- E. R. Dodds. The Parmenides of Plato and the Neoplatonic One. CQ, 22:129–142, 1928.
- Pierre Hadot. Neoplatonist Spirituality: Plotinus and Porphyry. In A.H. Armstrong, editor, Classical Mediterranean Spirituality, pages 230–249. Routledge and Kegan Paul, London, 1986. Translated by Jane Curran.
- Emile Bréhier. The Philosophy of Plotinus. University of Chicago Press, Chicago, 1958. Translated by J. Thomas, pp. 132-63.
Zeke Mazur. Having Sex with the One: Erotic Mysticism in Plotinus and the Problem of Metaphor. In P. Vassilopoulou and S.R.L. Clark, editors, Late Antique Epistemology: Other Ways to Truth, page 67–83. Palgrave Macmillan, Houndmills, Basingstoke, 2009.
- J. Rist. Eros and Psyche: Studies in Plato, Plotinus, and Origen. University of Toronto Press, Toronto, 1964.
- F. M. Schroeder. Saying and Having in Plotinus. Dionysius, 9:75–84, 1985.
Jean Trouillard. Théologie negative et autoconstitution psychique chez les néopla- toniciens. In Savoir, faire, espérer: les limites de la raison, volume 1, pages 307–321. Facultés Universitaires St.-Louis, Brussels, 1976.
June 12, 2021
The concept of being able to acknowledge the union with a higher state of consciousness is also found in Buddhist texts, with regard to sunyata. When the “selfness” is lost during meditation, who or what is there to reconcile the experience? Who else than the reconstructed self,once you get out of sync…
June 12, 2021

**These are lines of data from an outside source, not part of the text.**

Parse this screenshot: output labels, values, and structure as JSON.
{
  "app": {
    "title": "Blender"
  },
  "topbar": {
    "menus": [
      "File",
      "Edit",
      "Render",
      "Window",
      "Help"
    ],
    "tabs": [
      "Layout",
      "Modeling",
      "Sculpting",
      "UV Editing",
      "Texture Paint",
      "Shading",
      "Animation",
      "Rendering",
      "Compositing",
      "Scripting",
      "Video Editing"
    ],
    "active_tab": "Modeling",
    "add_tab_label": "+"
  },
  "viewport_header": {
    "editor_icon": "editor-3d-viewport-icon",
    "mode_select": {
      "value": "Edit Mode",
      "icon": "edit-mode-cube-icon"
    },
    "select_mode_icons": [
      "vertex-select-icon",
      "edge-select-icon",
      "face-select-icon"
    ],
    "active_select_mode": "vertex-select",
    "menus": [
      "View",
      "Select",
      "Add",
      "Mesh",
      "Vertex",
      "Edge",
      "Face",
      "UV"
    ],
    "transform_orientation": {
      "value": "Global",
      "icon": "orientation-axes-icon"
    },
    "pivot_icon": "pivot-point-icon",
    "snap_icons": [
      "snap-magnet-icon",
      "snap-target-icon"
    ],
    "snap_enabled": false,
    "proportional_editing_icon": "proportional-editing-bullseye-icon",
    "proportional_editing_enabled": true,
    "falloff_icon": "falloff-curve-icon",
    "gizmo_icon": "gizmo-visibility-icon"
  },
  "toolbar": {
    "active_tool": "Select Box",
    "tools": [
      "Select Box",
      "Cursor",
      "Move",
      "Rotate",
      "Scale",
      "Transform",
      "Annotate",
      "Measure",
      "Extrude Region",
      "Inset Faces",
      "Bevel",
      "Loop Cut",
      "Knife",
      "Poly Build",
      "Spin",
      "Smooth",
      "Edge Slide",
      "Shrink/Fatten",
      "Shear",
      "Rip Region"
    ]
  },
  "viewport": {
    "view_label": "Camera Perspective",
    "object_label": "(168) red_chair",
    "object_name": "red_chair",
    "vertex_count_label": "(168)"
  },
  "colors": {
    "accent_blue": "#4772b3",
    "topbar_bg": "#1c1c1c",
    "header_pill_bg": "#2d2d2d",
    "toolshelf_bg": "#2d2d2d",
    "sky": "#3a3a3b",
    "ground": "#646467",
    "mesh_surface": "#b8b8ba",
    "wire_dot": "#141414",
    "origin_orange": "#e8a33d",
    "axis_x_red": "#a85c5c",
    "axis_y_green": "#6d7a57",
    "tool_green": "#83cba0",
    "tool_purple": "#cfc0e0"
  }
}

There are lots of very promising-looking parallels between Plotty and Buddhist meditation traditions. Sometimes it seems to me that Plotinus is actually reaching for something like a Buddhist anatma-principle in the way he delineates the one-beyond-being-as-self. A scholar of both traditions (who would need to be a meditator as well) should write a study here!
June 16, 2021
the only scholar with such practical and theoretical knowledge i can think of is Karel Werner who’s written -among others-
The Yogi and the Mystic
Studies in Indian and Comparative Mysticism
In this work there is a pasage devoted to Plotinus and although not very extended, it explicitly draws on these apparent links. Personally, despite the lack of evidence, one surely must accept some propagation of practices between these civilizations.
He has not only studied and lectured -on theory and praxis – these topics but also was a yogi practitioner himself and also one of the first “westerners” to seek experimental research of meditation techniques. Unfortunately he passed away a couple of years ago and i don’t know if someone continuing his work is up for interviewing.
June 16, 2021
Thanks for the references.
With regard to ‘one surely must accept some propagation of practices between these civilizations’, one could also, for the sake of argument, posit that human consciousness is the same across cultures in some way(s), so that similar practices develop independently in different cultures just because humans are the way they are.